DATA IN THIS EXERCISE: Begin
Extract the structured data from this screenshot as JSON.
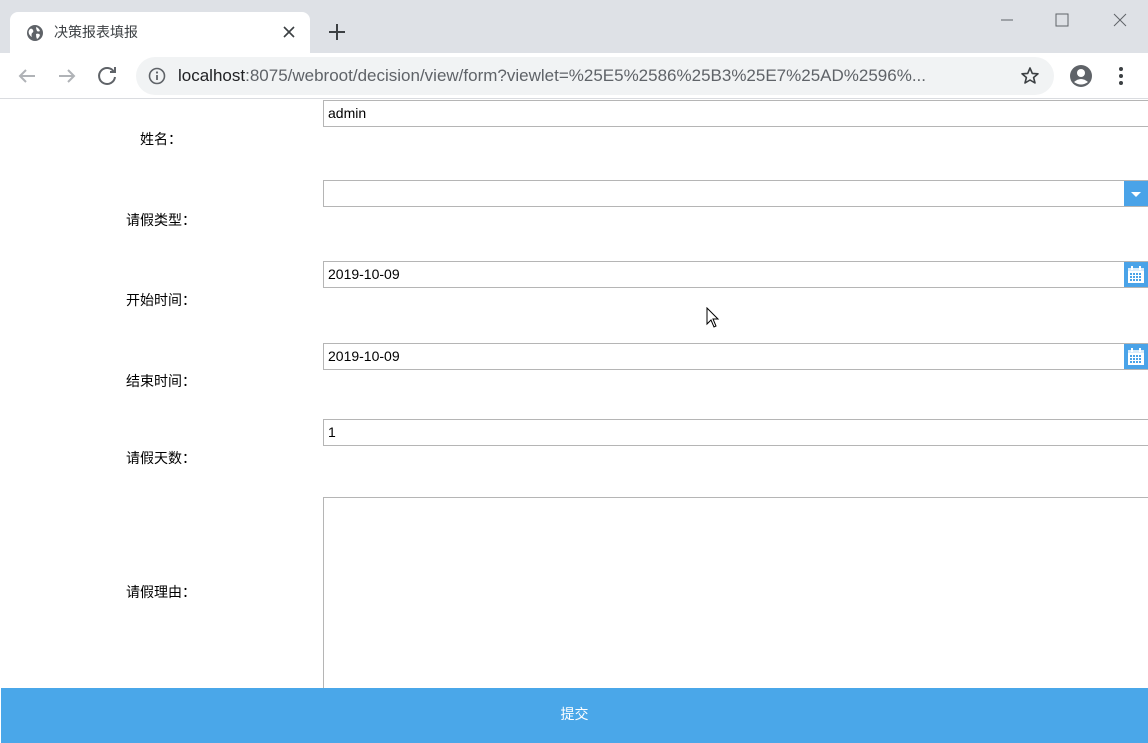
{
  "browser": {
    "tab_title": "决策报表填报",
    "url_host": "localhost",
    "url_rest": ":8075/webroot/decision/view/form?viewlet=%25E5%2586%25B3%25E7%25AD%2596%..."
  },
  "form": {
    "name_label": "姓名：",
    "name_value": "admin",
    "leave_type_label": "请假类型：",
    "leave_type_value": "",
    "start_label": "开始时间：",
    "start_value": "2019-10-09",
    "end_label": "结束时间：",
    "end_value": "2019-10-09",
    "days_label": "请假天数：",
    "days_value": "1",
    "reason_label": "请假理由：",
    "reason_value": "",
    "submit_label": "提交"
  },
  "colors": {
    "accent": "#4aa7e9",
    "tabstrip": "#dee1e6"
  }
}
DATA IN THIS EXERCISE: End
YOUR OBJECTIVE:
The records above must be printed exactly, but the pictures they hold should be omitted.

ANSWER TO THE PROBLEM:
Extract the structured data from this screenshot as JSON.
{
  "browser": {
    "tab_title": "决策报表填报",
    "url_host": "localhost",
    "url_rest": ":8075/webroot/decision/view/form?viewlet=%25E5%2586%25B3%25E7%25AD%2596%..."
  },
  "form": {
    "name_label": "姓名：",
    "name_value": "admin",
    "leave_type_label": "请假类型：",
    "leave_type_value": "",
    "start_label": "开始时间：",
    "start_value": "2019-10-09",
    "end_label": "结束时间：",
    "end_value": "2019-10-09",
    "days_label": "请假天数：",
    "days_value": "1",
    "reason_label": "请假理由：",
    "reason_value": "",
    "submit_label": "提交"
  },
  "colors": {
    "accent": "#4aa7e9",
    "tabstrip": "#dee1e6"
  }
}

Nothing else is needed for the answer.